* **Your assignment**
Copy out every line of the data where the word "Only" is found.

* **Extracted records**
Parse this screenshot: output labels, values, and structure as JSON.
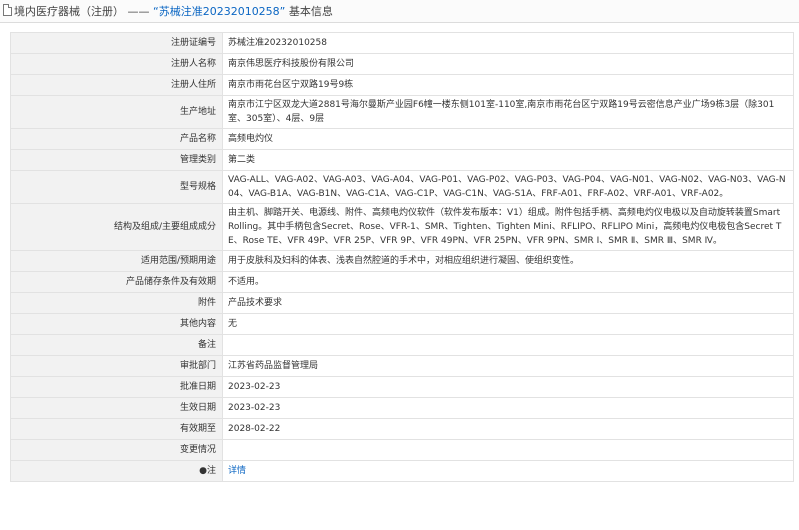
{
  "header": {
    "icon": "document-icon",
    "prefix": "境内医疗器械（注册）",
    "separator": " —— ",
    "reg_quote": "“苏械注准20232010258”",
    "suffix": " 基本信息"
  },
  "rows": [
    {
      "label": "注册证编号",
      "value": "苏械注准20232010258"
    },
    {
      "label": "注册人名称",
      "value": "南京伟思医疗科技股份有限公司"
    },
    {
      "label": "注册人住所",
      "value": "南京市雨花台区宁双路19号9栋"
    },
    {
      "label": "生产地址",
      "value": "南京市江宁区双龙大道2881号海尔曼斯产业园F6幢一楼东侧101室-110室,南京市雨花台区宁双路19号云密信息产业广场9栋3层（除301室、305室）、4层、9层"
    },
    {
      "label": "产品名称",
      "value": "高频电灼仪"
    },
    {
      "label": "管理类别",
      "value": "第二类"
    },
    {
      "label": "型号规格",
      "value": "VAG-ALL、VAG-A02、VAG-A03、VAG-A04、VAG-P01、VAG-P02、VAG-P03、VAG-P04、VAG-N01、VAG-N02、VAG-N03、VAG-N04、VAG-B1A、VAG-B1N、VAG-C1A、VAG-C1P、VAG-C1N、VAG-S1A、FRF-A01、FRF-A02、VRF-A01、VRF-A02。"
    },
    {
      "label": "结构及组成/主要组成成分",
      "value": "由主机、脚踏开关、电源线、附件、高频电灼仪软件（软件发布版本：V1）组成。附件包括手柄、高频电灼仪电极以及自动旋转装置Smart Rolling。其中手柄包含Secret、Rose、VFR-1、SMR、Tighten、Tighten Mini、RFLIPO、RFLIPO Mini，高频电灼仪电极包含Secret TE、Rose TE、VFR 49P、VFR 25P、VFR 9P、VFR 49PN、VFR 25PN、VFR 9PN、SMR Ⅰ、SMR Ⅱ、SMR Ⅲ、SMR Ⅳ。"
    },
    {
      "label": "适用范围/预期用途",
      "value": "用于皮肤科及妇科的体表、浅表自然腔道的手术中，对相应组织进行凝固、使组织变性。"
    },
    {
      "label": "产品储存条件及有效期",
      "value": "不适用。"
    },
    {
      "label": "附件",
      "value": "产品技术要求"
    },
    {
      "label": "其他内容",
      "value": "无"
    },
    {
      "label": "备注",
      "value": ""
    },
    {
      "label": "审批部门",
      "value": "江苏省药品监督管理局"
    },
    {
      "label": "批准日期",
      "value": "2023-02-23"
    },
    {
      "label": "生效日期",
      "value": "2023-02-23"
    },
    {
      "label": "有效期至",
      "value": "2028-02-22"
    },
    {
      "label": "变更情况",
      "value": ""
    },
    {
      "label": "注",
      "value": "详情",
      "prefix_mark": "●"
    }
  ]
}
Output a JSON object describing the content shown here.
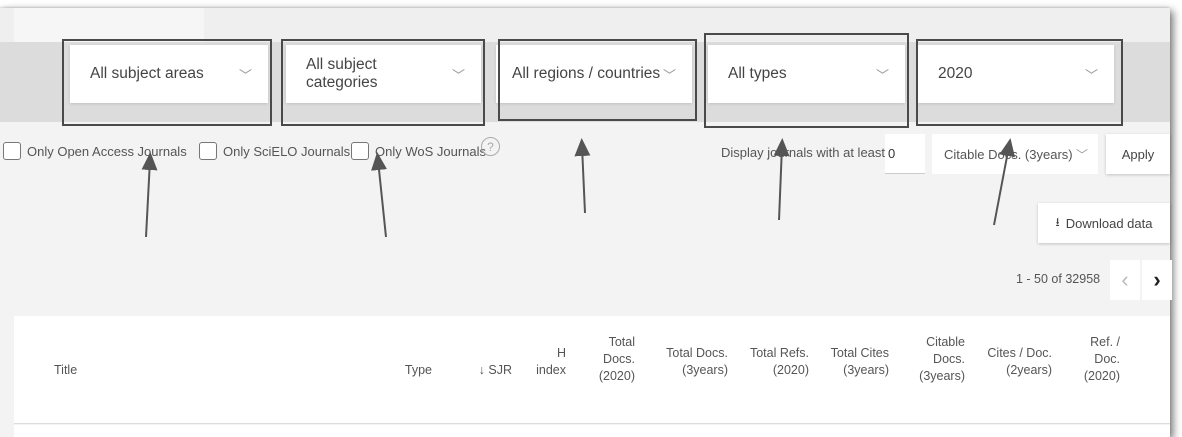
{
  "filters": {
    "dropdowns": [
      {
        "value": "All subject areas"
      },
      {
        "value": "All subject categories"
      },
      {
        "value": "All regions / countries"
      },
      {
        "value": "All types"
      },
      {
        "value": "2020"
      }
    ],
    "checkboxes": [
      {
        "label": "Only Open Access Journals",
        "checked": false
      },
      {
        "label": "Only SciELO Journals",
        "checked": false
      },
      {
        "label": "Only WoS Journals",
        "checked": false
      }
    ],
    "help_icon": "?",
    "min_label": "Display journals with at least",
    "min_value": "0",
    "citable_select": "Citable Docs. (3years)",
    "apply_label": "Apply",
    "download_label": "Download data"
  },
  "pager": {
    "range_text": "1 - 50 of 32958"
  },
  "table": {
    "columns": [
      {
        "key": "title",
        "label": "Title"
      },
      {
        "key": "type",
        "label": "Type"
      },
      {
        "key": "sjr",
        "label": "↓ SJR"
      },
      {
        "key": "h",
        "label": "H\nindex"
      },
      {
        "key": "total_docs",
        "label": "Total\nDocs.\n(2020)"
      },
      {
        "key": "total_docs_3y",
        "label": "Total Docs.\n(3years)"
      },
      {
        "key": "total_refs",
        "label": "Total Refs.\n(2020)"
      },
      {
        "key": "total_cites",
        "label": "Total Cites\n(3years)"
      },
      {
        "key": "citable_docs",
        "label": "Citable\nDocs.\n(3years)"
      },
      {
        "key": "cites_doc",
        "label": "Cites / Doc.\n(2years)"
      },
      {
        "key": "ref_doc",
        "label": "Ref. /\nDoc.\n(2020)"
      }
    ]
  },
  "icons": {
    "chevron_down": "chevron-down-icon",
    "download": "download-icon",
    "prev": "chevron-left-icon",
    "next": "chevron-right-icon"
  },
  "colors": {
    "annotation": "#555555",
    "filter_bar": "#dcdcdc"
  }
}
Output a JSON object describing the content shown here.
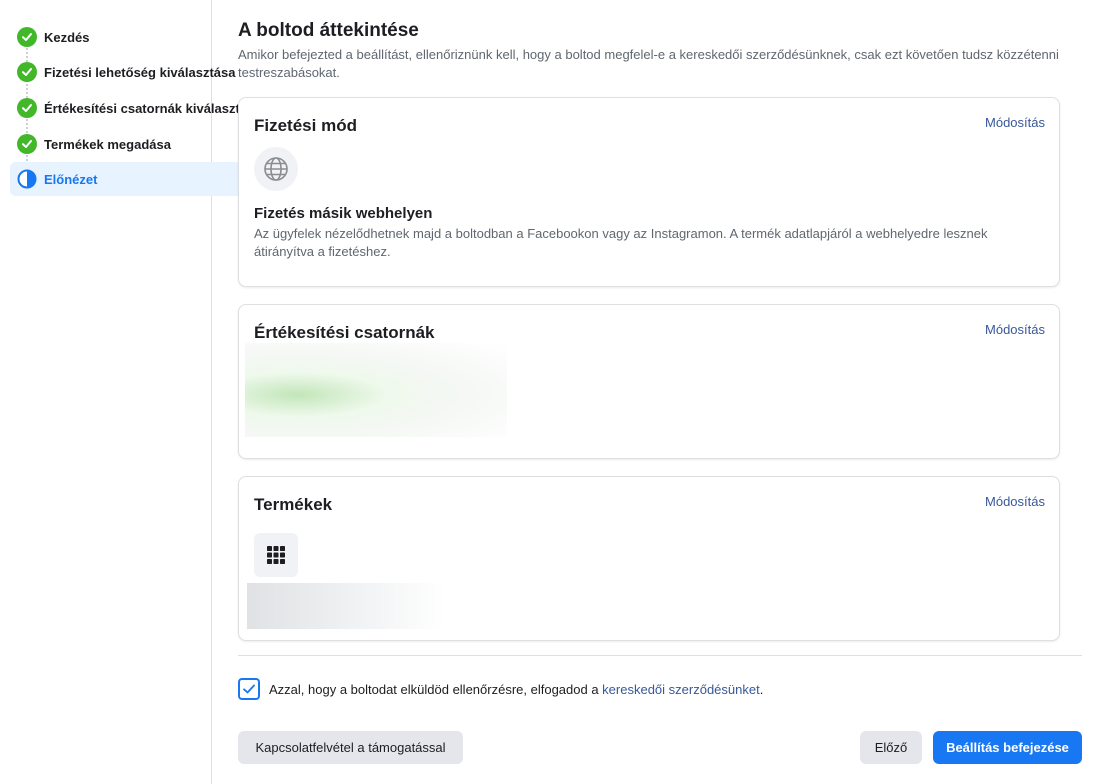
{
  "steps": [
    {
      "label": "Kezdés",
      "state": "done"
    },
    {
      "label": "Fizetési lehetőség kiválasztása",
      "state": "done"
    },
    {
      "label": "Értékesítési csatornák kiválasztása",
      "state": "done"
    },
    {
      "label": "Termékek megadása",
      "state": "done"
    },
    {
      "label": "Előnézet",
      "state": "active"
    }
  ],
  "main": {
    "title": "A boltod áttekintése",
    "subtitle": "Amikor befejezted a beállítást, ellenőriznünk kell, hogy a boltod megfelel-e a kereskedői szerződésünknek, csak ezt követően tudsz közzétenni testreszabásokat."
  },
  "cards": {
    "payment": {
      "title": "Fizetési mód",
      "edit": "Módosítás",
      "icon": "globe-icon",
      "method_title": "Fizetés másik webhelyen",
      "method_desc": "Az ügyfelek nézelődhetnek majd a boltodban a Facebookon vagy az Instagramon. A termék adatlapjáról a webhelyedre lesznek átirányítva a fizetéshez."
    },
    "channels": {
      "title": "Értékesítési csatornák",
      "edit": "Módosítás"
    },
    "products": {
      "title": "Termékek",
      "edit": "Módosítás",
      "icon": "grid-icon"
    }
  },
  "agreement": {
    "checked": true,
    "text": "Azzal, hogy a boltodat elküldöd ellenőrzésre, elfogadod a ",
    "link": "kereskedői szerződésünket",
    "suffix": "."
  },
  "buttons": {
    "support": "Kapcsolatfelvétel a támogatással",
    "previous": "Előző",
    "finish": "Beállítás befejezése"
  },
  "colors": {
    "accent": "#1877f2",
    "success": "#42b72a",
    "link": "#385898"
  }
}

* **Response area**
        "label": "Only Open Access Journals",
        "label": "Only SciELO Journals",
        "label": "Only WoS Journals",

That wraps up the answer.